Problem requirements
Among the lines below, tally those holding the string "Grade" and give the total only.

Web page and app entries

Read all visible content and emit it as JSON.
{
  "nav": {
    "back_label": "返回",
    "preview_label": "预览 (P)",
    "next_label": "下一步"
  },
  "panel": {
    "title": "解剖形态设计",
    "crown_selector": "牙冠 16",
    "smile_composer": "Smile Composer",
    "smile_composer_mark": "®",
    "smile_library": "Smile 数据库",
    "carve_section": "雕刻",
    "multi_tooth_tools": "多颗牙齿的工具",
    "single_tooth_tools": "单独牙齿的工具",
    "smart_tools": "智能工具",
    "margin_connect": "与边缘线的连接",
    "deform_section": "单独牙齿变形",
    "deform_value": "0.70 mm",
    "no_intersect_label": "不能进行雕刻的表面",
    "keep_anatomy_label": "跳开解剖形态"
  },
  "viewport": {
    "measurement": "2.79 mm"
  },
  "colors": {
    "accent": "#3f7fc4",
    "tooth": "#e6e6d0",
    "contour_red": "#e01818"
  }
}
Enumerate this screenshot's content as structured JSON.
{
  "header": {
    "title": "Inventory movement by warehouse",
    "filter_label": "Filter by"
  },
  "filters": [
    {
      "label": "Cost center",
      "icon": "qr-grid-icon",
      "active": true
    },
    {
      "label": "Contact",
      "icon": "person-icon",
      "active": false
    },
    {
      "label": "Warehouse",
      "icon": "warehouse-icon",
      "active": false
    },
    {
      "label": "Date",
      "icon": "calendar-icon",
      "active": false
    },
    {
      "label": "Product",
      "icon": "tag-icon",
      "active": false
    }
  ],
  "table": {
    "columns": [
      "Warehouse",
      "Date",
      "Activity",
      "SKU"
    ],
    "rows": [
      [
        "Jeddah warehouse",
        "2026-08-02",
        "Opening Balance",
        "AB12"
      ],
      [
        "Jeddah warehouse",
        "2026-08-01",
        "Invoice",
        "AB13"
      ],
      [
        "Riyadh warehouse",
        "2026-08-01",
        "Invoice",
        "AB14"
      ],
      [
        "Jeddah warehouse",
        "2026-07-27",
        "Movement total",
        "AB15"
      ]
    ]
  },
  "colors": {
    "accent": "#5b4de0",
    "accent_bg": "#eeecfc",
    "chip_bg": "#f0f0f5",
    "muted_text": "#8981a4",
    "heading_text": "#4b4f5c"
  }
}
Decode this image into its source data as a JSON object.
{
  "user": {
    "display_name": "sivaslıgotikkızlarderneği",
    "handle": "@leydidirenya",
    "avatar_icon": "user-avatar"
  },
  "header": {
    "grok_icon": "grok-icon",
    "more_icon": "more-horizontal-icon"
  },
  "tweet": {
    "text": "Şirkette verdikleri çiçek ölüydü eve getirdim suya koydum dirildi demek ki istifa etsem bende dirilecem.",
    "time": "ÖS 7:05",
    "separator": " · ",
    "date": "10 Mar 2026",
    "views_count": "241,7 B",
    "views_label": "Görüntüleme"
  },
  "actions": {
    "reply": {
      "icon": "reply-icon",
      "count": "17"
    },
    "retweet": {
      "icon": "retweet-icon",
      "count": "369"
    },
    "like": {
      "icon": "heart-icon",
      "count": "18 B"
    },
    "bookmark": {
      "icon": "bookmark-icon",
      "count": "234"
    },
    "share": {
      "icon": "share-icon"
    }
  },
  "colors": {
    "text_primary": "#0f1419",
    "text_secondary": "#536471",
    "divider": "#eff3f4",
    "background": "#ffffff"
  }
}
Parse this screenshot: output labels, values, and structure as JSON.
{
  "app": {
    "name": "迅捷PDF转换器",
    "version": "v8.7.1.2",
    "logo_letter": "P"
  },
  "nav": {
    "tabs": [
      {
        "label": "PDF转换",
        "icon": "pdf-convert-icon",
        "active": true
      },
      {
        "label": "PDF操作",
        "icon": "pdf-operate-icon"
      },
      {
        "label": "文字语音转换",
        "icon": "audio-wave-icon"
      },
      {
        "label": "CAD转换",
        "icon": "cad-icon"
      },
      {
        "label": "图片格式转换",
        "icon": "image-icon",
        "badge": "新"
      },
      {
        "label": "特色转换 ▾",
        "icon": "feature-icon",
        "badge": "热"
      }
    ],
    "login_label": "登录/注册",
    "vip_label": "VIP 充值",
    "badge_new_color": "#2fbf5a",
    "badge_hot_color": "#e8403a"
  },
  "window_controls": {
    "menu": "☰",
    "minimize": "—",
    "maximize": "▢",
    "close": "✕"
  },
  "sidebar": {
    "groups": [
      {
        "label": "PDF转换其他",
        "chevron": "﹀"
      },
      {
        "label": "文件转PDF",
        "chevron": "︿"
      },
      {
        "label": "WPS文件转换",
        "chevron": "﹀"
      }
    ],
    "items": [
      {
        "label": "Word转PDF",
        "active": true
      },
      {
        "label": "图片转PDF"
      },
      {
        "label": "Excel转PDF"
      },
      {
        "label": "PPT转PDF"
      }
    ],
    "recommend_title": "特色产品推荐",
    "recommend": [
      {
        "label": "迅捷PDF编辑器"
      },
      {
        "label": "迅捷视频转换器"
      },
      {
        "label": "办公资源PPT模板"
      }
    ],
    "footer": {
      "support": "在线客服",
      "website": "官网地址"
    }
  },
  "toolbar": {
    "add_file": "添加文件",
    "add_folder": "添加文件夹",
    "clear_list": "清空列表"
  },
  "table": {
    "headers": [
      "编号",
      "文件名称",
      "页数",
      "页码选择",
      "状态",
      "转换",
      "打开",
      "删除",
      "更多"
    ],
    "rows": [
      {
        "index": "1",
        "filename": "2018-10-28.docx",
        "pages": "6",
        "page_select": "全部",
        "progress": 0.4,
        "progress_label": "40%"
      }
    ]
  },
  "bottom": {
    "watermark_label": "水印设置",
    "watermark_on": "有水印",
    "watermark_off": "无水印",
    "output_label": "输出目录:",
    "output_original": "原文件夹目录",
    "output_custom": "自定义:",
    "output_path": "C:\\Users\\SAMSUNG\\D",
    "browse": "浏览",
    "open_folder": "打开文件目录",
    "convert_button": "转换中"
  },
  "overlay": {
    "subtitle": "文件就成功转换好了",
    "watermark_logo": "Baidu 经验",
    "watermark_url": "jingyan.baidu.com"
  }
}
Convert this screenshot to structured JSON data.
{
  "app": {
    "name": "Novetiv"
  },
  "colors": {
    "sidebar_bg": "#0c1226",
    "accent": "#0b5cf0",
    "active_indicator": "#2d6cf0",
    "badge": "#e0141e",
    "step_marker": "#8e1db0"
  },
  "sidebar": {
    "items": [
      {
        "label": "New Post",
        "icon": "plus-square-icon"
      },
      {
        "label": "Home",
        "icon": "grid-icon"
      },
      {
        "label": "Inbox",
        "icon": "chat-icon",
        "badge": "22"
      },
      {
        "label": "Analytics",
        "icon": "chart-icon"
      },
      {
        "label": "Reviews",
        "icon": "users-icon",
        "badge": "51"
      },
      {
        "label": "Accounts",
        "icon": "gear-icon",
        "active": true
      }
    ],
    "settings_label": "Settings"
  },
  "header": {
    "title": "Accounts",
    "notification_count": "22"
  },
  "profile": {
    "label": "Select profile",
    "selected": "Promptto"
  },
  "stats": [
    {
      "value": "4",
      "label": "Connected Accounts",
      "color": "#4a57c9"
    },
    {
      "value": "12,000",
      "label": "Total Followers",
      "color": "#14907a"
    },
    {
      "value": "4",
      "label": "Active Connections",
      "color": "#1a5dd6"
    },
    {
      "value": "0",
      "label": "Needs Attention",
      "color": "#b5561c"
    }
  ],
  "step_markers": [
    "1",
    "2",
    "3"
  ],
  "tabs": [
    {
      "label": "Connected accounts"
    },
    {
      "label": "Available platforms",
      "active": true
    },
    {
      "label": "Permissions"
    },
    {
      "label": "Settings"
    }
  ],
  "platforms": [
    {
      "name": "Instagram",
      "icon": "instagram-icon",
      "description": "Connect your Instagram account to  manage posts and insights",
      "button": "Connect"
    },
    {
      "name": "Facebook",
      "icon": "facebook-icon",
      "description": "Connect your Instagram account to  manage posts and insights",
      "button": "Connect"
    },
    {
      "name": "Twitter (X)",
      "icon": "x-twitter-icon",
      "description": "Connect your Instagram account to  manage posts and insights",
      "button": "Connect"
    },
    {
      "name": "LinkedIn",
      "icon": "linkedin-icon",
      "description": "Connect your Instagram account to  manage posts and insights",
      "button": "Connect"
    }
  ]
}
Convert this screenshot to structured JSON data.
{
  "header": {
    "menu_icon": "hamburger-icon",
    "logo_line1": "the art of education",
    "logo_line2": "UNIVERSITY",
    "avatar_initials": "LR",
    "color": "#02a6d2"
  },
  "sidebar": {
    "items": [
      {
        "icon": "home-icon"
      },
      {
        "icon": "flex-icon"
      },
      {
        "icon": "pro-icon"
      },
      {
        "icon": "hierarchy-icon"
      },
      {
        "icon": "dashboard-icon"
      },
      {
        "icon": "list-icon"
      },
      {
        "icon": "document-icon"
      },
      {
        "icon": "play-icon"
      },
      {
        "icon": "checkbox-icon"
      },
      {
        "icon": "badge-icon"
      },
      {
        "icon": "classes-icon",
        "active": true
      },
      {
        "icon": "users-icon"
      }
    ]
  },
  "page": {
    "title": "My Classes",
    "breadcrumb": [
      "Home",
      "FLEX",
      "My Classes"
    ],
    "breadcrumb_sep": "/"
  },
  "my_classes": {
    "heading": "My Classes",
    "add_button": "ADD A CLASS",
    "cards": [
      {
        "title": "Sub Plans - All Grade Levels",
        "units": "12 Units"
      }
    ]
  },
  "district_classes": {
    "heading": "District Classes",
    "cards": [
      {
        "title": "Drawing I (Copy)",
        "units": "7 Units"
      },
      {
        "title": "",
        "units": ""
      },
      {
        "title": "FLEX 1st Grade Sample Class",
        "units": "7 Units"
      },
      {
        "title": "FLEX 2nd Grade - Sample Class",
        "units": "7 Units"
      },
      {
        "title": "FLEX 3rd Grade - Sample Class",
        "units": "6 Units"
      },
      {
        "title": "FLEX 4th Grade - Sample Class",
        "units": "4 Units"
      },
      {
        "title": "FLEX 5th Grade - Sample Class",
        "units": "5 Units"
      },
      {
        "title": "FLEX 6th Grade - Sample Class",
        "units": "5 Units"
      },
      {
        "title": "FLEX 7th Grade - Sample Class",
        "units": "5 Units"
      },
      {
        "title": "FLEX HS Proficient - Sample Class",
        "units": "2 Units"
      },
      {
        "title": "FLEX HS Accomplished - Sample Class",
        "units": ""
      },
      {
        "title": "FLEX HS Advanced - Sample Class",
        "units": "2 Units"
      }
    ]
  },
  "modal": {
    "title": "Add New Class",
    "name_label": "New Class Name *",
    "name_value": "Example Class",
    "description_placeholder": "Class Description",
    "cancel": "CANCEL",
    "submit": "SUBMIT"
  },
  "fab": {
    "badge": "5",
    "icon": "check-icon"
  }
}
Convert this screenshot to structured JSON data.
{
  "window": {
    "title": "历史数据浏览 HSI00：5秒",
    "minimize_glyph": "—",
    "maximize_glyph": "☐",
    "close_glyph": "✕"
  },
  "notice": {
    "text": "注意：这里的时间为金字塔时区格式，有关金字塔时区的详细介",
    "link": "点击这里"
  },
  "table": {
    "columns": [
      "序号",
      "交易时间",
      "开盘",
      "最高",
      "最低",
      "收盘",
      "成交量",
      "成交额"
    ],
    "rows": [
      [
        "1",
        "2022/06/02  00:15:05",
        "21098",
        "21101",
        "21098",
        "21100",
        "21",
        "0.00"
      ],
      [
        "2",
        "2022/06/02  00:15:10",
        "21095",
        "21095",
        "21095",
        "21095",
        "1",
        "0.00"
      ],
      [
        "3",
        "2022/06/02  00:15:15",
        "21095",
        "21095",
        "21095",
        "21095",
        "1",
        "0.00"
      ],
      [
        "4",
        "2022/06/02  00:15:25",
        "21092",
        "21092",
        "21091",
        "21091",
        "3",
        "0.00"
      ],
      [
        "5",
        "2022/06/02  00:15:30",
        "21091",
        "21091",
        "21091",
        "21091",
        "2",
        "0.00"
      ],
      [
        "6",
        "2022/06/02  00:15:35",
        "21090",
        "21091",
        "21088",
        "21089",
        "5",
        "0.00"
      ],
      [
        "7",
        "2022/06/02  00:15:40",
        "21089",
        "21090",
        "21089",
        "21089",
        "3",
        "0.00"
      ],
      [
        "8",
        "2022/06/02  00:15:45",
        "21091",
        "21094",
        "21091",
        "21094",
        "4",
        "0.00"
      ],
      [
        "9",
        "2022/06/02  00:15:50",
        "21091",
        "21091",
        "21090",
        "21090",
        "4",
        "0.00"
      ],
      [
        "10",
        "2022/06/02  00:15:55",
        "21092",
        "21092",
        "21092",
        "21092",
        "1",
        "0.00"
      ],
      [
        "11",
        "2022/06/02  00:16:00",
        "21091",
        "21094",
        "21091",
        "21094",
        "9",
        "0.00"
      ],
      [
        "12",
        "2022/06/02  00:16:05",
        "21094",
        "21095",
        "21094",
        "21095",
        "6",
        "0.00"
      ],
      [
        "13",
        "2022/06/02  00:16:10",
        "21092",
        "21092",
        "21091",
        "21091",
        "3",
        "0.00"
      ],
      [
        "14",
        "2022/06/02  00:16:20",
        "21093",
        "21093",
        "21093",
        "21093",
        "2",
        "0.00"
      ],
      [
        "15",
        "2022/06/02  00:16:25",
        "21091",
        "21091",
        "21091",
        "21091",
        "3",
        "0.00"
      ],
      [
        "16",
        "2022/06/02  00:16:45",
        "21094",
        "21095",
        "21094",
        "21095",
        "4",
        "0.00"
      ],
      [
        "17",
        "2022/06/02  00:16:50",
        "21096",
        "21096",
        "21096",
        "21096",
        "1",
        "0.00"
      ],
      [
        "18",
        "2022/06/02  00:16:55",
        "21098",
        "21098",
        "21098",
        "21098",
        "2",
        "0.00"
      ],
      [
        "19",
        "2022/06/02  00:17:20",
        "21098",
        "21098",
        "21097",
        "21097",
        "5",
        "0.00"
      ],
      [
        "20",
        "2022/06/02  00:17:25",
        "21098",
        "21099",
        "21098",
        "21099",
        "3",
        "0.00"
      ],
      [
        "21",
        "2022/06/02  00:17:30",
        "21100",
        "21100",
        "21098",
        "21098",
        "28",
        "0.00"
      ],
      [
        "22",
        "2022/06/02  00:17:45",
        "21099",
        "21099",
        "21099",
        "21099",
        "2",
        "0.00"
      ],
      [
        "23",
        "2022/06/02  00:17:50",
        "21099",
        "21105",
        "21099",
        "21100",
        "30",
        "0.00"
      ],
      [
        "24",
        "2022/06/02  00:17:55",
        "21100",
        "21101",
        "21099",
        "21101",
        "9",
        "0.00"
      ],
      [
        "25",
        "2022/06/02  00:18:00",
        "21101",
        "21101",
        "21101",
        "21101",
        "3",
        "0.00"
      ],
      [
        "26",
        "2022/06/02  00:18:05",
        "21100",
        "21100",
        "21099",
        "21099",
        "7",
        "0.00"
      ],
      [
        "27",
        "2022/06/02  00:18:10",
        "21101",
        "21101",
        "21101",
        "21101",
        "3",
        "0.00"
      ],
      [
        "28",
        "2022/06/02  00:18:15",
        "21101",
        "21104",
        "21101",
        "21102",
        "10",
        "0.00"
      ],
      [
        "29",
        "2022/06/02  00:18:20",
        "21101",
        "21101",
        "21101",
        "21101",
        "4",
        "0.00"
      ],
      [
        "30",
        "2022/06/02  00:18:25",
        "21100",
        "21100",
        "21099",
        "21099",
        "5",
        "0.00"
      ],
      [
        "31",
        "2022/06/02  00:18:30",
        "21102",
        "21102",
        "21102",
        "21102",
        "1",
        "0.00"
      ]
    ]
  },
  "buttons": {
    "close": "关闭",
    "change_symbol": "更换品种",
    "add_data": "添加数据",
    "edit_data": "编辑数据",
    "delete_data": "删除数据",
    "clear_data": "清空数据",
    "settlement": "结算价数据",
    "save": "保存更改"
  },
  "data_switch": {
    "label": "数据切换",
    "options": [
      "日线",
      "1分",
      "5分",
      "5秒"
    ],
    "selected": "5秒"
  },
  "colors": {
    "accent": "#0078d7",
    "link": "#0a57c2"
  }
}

Response to this exercise
8